AIM OF THE TASK: All pictures must be dropped, while the entries are given again word for word.

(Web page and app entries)
# # # # # # #
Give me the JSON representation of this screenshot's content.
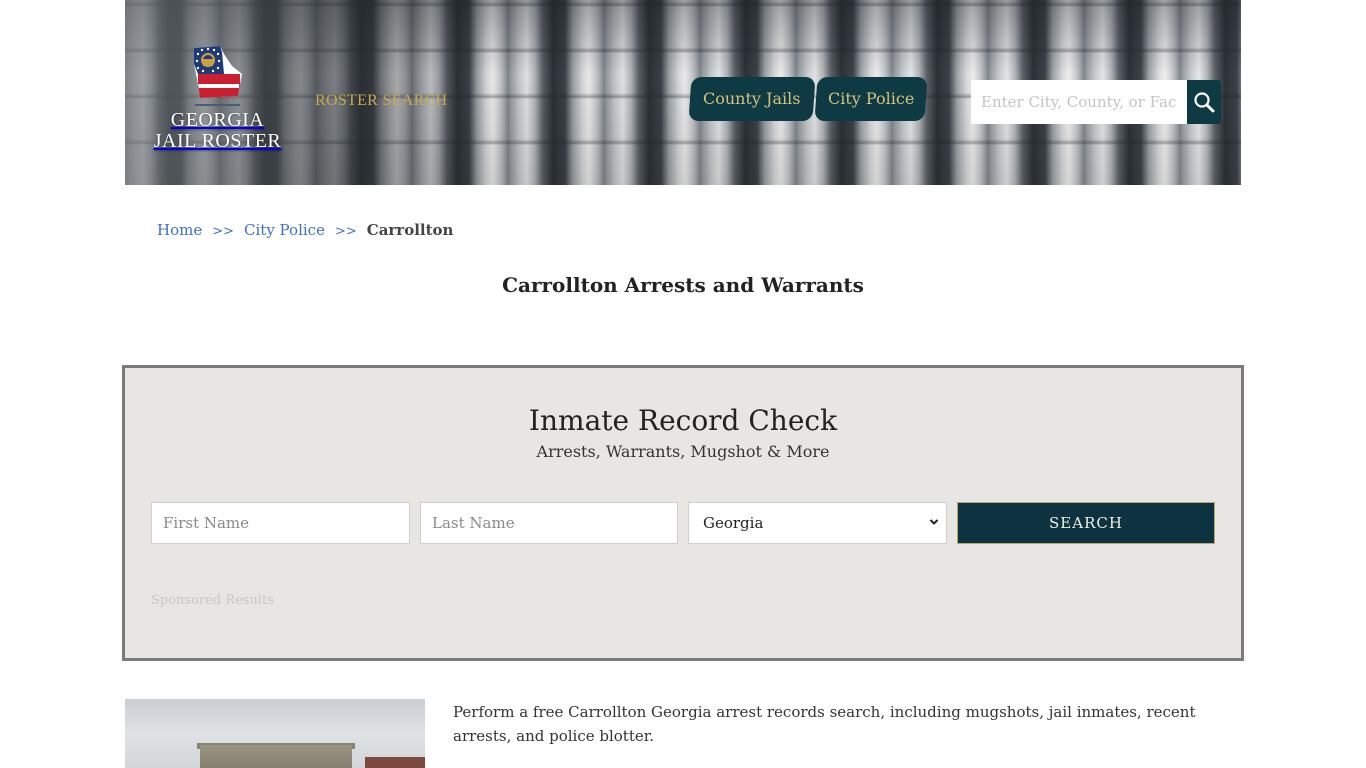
{
  "header": {
    "logo_line1": "GEORGIA",
    "logo_line2": "JAIL ROSTER",
    "roster_search": "ROSTER SEARCH",
    "nav": [
      {
        "label": "County Jails"
      },
      {
        "label": "City Police"
      }
    ],
    "search": {
      "placeholder": "Enter City, County, or Facility",
      "value": ""
    }
  },
  "breadcrumb": {
    "home": "Home",
    "sep": ">>",
    "city_police": "City Police",
    "current": "Carrollton"
  },
  "page_title": "Carrollton Arrests and Warrants",
  "record_check": {
    "title": "Inmate Record Check",
    "subtitle": "Arrests, Warrants, Mugshot & More",
    "first_name_placeholder": "First Name",
    "last_name_placeholder": "Last Name",
    "state_selected": "Georgia",
    "search_label": "SEARCH",
    "sponsored": "Sponsored Results"
  },
  "intro_text": "Perform a free Carrollton Georgia arrest records search, including mugshots, jail inmates, recent arrests, and police blotter.",
  "colors": {
    "primary": "#0e3a44",
    "accent_gold": "#c9a94e",
    "link": "#3d6fc4",
    "panel": "#e8e6e2"
  }
}
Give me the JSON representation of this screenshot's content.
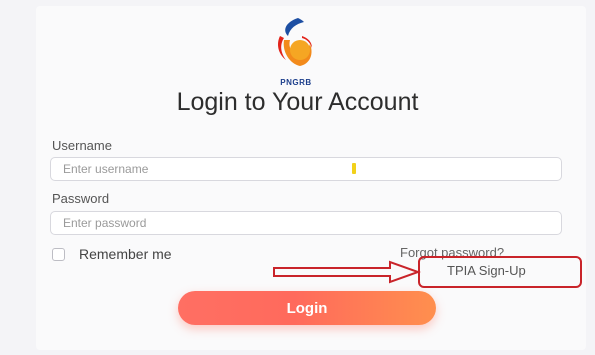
{
  "brand": {
    "logo_text": "PNGRB"
  },
  "form": {
    "title": "Login to Your Account",
    "username_label": "Username",
    "username_placeholder": "Enter username",
    "password_label": "Password",
    "password_placeholder": "Enter password",
    "remember_label": "Remember me",
    "forgot_link": "Forgot password?",
    "signup_link": "TPIA Sign-Up",
    "login_button": "Login"
  },
  "colors": {
    "annotation": "#c9242a",
    "login_gradient_start": "#ff6f63",
    "login_gradient_end": "#ff8f4e",
    "logo_blue": "#1d3f8c",
    "logo_orange": "#f28a1b"
  },
  "icons": {
    "logo": "pngrb-flame-logo",
    "annotation_arrow": "right-arrow-icon"
  }
}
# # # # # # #
OUTPUT OF THE EXERCISE:
Give me the JSON representation of this screenshot's content.
{
  "header": {
    "logo_line1": "GEORGIA",
    "logo_line2": "JAIL ROSTER",
    "roster_search": "ROSTER SEARCH",
    "nav": [
      {
        "label": "County Jails"
      },
      {
        "label": "City Police"
      }
    ],
    "search": {
      "placeholder": "Enter City, County, or Facility",
      "value": ""
    }
  },
  "breadcrumb": {
    "home": "Home",
    "sep": ">>",
    "city_police": "City Police",
    "current": "Carrollton"
  },
  "page_title": "Carrollton Arrests and Warrants",
  "record_check": {
    "title": "Inmate Record Check",
    "subtitle": "Arrests, Warrants, Mugshot & More",
    "first_name_placeholder": "First Name",
    "last_name_placeholder": "Last Name",
    "state_selected": "Georgia",
    "search_label": "SEARCH",
    "sponsored": "Sponsored Results"
  },
  "intro_text": "Perform a free Carrollton Georgia arrest records search, including mugshots, jail inmates, recent arrests, and police blotter.",
  "colors": {
    "primary": "#0e3a44",
    "accent_gold": "#c9a94e",
    "link": "#3d6fc4",
    "panel": "#e8e6e2"
  }
}
Give me the JSON representation of this screenshot's content.
{
  "brand": {
    "logo_text": "PNGRB"
  },
  "form": {
    "title": "Login to Your Account",
    "username_label": "Username",
    "username_placeholder": "Enter username",
    "password_label": "Password",
    "password_placeholder": "Enter password",
    "remember_label": "Remember me",
    "forgot_link": "Forgot password?",
    "signup_link": "TPIA Sign-Up",
    "login_button": "Login"
  },
  "colors": {
    "annotation": "#c9242a",
    "login_gradient_start": "#ff6f63",
    "login_gradient_end": "#ff8f4e",
    "logo_blue": "#1d3f8c",
    "logo_orange": "#f28a1b"
  },
  "icons": {
    "logo": "pngrb-flame-logo",
    "annotation_arrow": "right-arrow-icon"
  }
}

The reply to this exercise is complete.